_BRIEF_
Every line of the entries below that mentions "icon" is to be copied out.

Items from an interface collection:
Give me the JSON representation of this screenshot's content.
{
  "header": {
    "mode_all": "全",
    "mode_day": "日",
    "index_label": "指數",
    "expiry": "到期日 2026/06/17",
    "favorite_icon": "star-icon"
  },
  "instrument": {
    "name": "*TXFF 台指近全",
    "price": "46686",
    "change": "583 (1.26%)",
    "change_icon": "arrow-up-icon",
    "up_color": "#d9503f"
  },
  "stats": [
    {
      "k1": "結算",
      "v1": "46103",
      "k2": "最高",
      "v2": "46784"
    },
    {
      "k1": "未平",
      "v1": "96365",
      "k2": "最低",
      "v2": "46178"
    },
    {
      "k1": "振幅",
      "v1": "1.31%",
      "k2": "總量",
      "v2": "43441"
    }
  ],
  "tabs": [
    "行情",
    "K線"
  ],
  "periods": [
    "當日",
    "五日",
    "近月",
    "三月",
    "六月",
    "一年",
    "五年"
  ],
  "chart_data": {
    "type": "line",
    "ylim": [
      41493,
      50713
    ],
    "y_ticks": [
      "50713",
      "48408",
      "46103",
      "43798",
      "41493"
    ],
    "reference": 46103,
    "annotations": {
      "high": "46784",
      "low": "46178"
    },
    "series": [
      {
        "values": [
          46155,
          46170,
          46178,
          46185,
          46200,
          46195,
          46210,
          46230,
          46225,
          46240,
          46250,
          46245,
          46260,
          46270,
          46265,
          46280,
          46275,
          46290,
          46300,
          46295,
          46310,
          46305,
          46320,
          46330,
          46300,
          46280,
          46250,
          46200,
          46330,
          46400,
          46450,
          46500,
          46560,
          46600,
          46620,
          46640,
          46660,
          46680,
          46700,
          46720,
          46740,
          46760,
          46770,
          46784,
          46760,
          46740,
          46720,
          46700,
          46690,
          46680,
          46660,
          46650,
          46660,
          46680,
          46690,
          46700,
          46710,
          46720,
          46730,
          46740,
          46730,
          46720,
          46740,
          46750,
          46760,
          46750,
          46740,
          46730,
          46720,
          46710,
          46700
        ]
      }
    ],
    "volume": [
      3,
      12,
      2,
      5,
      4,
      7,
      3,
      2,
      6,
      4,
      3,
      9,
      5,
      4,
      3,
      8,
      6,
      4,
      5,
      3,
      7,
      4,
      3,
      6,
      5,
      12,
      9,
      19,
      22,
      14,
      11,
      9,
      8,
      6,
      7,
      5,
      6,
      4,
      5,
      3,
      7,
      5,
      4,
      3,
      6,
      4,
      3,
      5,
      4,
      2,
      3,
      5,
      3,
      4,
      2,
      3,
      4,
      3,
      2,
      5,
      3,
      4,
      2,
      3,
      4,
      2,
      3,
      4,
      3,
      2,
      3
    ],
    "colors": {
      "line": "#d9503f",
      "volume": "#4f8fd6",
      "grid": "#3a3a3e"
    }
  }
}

_RESPONSE AREA_
    "favorite_icon": "star-icon"
    "change_icon": "arrow-up-icon",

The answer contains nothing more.